Vanity Fair (UK), September 15, 1904

[“I was not drunk. I am not a young man, you know.”—Prisoner at London Police Court.]

It is hard in these days, when cosmetics
 The beauty of mortals enhance,
These wonderful days of ingenious stays,
 To tell a man’s age at a glance.
But if he’s laid up with a headache,
 Or complains of the state of his tongue,
If inspection reveals that he hiccoughs and reels,
 You can tell that he’s still very young.

Your hair may be white ’neath your toupée,
 Your walk may be feeble and slow,
You may have to rest much on a stick or a crutch,
 Wherever you happen to go;
You may suffer from aches and rheumatics,
 You may have a defect in your lung;
But if soda and whiskey can make you feel frisky,
 It’s a sign that you’re still very young.
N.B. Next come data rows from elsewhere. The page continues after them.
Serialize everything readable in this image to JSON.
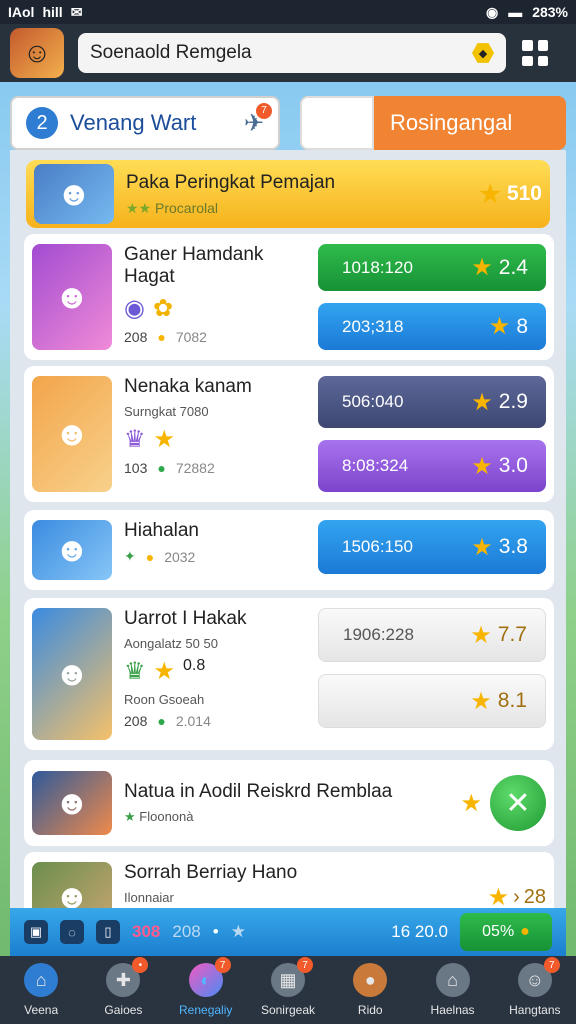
{
  "status": {
    "carrier": "IAol",
    "signal_bars": "hill",
    "battery_pct": "283%"
  },
  "header": {
    "search_text": "Soenaold Remgela"
  },
  "tabs": [
    {
      "number": "2",
      "label": "Venang Wart"
    },
    {
      "label": "Rosingangal"
    }
  ],
  "featured": {
    "title": "Paka Peringkat Pemajan",
    "subtitle": "Procarolal",
    "score": "510"
  },
  "cards": [
    {
      "name": "Ganer Hamdank Hagat",
      "meta_left": "208",
      "meta_right": "7082",
      "buttons": [
        {
          "label": "1018:120",
          "value": "2.4"
        },
        {
          "label": "203;318",
          "value": "8"
        }
      ]
    },
    {
      "name": "Nenaka kanam",
      "sub": "Surngkat 7080",
      "meta_left": "103",
      "meta_right": "72882",
      "buttons": [
        {
          "label": "506:040",
          "value": "2.9"
        },
        {
          "label": "8:08:324",
          "value": "3.0"
        }
      ]
    },
    {
      "name": "Hiahalan",
      "meta_right": "2032",
      "buttons": [
        {
          "label": "1506:150",
          "value": "3.8"
        }
      ]
    },
    {
      "name": "Uarrot I Hakak",
      "sub": "Aongalatz 50 50",
      "extra": "Roon Gsoeah",
      "badge_text": "0.8",
      "meta_left": "208",
      "meta_right": "2.014",
      "buttons": [
        {
          "label": "1906:228",
          "value": "7.7"
        },
        {
          "label": "",
          "value": "8.1"
        }
      ]
    },
    {
      "name": "Natua in Aodil Reiskrd Remblaa",
      "sub": "Floononà"
    },
    {
      "name": "Sorrah Berriay Hano",
      "sub": "Ilonnaiar",
      "score": "28"
    }
  ],
  "footerbar": {
    "pts": "308",
    "pts2": "208",
    "score": "16 20.0",
    "pill": "05%"
  },
  "nav": [
    {
      "label": "Veena",
      "icon": "home-icon"
    },
    {
      "label": "Gaioes",
      "icon": "gamepad-icon"
    },
    {
      "label": "Renegaliy",
      "icon": "ball-icon"
    },
    {
      "label": "Sonirgeak",
      "icon": "box-icon"
    },
    {
      "label": "Rido",
      "icon": "coin-icon"
    },
    {
      "label": "Haelnas",
      "icon": "house-icon"
    },
    {
      "label": "Hangtans",
      "icon": "profile-icon"
    }
  ]
}
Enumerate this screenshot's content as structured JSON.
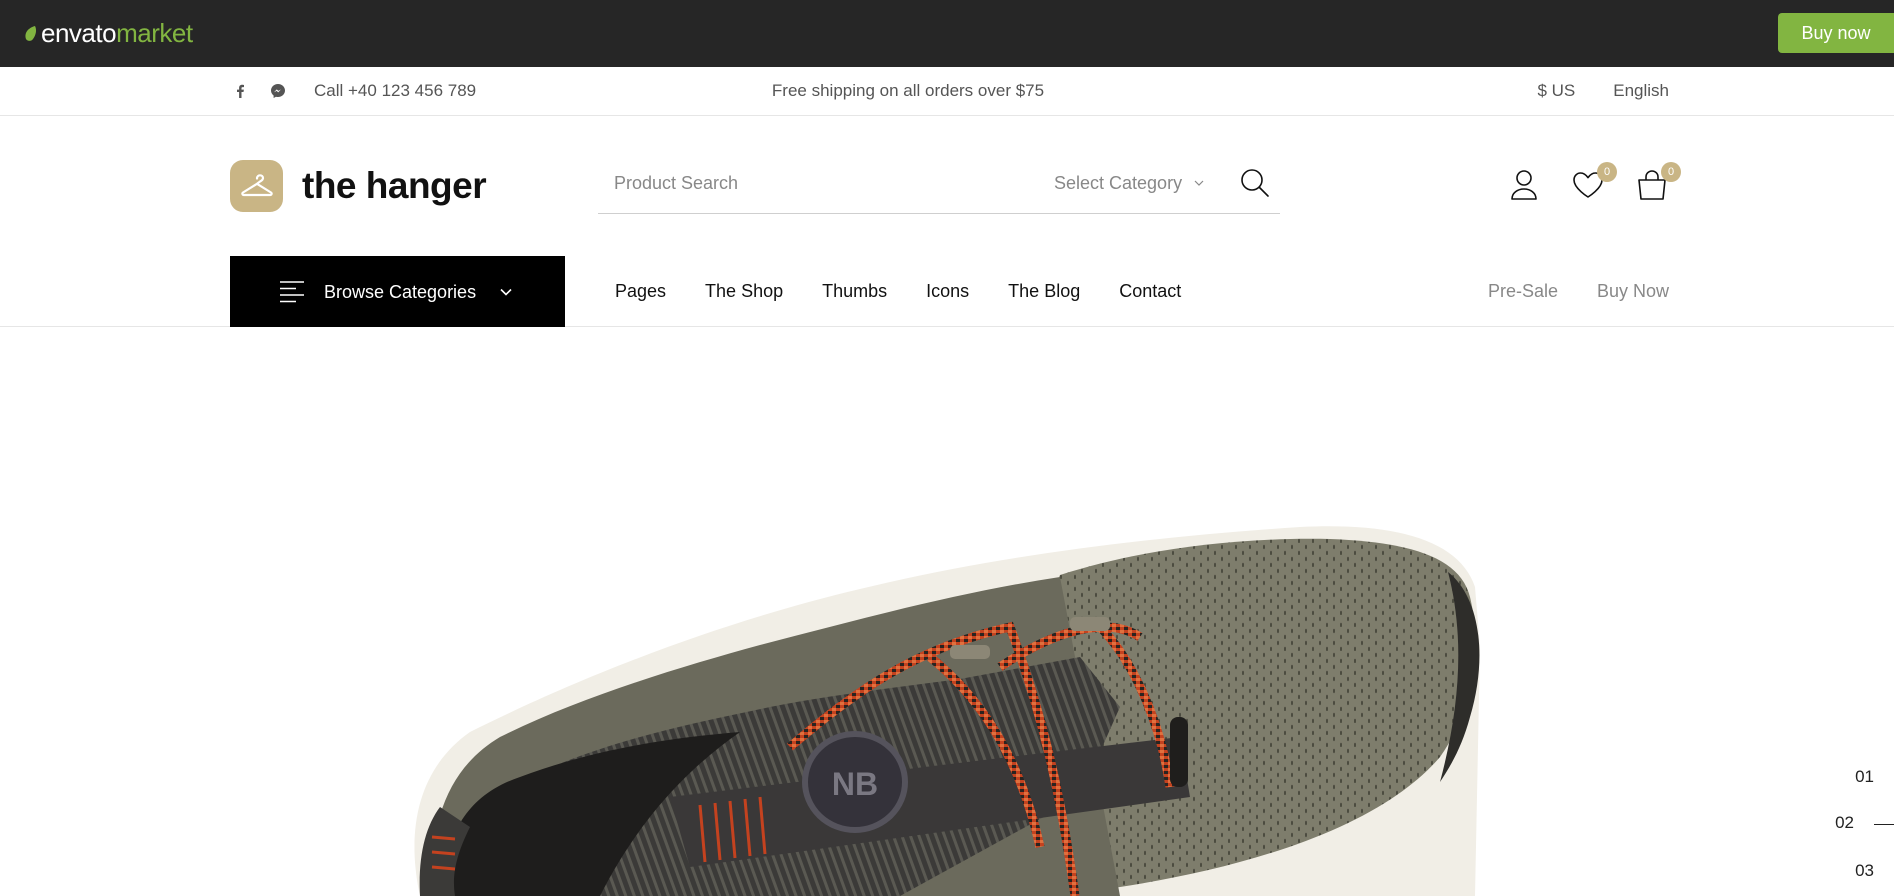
{
  "envato": {
    "logo_part1": "envato",
    "logo_part2": "market",
    "buy_now": "Buy now",
    "accent": "#82b541"
  },
  "utility": {
    "phone": "Call +40 123 456 789",
    "shipping": "Free shipping on all orders over $75",
    "currency": "$ US",
    "language": "English",
    "icons": [
      "facebook-icon",
      "messenger-icon"
    ]
  },
  "header": {
    "logo_text": "the hanger",
    "brand_color": "#c9b585",
    "search_placeholder": "Product Search",
    "category_label": "Select Category",
    "wishlist_count": "0",
    "cart_count": "0"
  },
  "nav": {
    "browse_label": "Browse Categories",
    "items": [
      "Pages",
      "The Shop",
      "Thumbs",
      "Icons",
      "The Blog",
      "Contact"
    ],
    "right_items": [
      "Pre-Sale",
      "Buy Now"
    ]
  },
  "slider": {
    "numbers": [
      "01",
      "02",
      "03"
    ],
    "active": "02"
  }
}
Dull age ever nearer approaches,
 When we take our three bottles a day,
When we tipple our fill of whatever we will,
 With never a headache to pay;
And we think of the times that are vanished,
 That age of which poets have sung,
When the mildest of bowls knocked us over in shoals,
 And we feel that it’s good to be young.